● WHAT NEEDS TO BE DONE
Scan the data below and pick out the lines containing the word "true".
===============
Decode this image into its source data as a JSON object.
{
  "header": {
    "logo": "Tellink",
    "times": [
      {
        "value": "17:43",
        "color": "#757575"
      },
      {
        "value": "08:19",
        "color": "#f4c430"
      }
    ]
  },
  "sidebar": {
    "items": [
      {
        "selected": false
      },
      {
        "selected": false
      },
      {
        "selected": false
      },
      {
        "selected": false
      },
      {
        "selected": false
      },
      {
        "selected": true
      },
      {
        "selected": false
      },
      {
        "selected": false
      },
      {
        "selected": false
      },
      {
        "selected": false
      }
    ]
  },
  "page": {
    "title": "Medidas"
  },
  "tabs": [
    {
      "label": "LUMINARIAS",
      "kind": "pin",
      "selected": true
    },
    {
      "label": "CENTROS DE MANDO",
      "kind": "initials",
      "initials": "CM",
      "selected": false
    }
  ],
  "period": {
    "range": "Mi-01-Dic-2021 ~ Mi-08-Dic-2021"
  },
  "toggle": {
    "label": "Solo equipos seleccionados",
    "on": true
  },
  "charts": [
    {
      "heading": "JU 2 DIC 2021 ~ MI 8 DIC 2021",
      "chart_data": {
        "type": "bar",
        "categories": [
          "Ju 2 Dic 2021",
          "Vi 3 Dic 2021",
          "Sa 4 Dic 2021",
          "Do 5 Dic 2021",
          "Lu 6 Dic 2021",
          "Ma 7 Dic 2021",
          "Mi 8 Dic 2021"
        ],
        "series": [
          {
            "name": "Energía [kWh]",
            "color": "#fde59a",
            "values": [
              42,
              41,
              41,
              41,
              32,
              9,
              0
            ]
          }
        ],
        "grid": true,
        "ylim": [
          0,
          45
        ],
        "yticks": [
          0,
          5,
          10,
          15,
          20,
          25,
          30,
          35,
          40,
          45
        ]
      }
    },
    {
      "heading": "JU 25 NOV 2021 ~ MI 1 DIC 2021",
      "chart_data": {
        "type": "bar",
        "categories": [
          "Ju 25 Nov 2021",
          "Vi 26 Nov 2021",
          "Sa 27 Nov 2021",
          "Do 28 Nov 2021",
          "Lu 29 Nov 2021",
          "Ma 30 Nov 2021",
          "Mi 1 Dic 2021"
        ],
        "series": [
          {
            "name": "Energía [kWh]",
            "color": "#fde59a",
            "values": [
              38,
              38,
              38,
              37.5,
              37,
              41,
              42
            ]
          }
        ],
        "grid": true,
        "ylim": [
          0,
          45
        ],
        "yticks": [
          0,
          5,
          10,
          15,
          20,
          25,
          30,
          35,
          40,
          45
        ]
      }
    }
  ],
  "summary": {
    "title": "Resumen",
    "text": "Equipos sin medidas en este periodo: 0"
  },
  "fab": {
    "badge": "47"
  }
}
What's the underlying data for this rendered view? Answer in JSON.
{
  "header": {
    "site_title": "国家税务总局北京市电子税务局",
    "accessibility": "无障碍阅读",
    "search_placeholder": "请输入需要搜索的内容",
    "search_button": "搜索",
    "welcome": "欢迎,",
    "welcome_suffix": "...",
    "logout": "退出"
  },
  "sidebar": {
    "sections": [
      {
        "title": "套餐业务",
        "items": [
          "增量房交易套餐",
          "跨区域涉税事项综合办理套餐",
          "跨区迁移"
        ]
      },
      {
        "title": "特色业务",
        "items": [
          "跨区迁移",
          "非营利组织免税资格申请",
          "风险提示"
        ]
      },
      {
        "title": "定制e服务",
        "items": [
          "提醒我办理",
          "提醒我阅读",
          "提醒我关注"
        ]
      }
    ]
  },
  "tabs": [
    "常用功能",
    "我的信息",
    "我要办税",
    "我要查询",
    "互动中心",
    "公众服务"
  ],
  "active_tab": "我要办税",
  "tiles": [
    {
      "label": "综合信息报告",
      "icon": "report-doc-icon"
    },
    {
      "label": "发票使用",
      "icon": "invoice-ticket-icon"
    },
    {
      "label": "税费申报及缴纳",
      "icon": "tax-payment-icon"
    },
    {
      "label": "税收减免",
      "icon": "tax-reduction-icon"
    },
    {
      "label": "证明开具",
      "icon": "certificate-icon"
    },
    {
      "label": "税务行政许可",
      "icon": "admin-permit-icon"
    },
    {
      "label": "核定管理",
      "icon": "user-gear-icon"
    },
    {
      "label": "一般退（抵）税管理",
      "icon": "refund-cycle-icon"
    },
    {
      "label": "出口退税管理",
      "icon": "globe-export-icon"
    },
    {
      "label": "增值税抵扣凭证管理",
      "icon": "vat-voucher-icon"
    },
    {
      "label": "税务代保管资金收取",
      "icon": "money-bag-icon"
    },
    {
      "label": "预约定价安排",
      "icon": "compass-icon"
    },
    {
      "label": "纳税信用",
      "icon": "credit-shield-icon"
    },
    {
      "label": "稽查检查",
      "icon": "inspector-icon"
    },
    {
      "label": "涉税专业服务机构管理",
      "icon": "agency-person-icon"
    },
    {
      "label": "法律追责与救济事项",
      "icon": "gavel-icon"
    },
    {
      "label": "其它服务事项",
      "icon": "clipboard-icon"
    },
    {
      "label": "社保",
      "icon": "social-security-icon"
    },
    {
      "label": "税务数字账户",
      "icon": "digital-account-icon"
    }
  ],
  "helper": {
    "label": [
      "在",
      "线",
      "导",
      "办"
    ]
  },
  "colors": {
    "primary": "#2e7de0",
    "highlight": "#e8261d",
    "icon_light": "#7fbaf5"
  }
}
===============
● WRITTEN RESPONSE
        "selected": true
      "selected": true
    "on": true
        "grid": true,
        "grid": true,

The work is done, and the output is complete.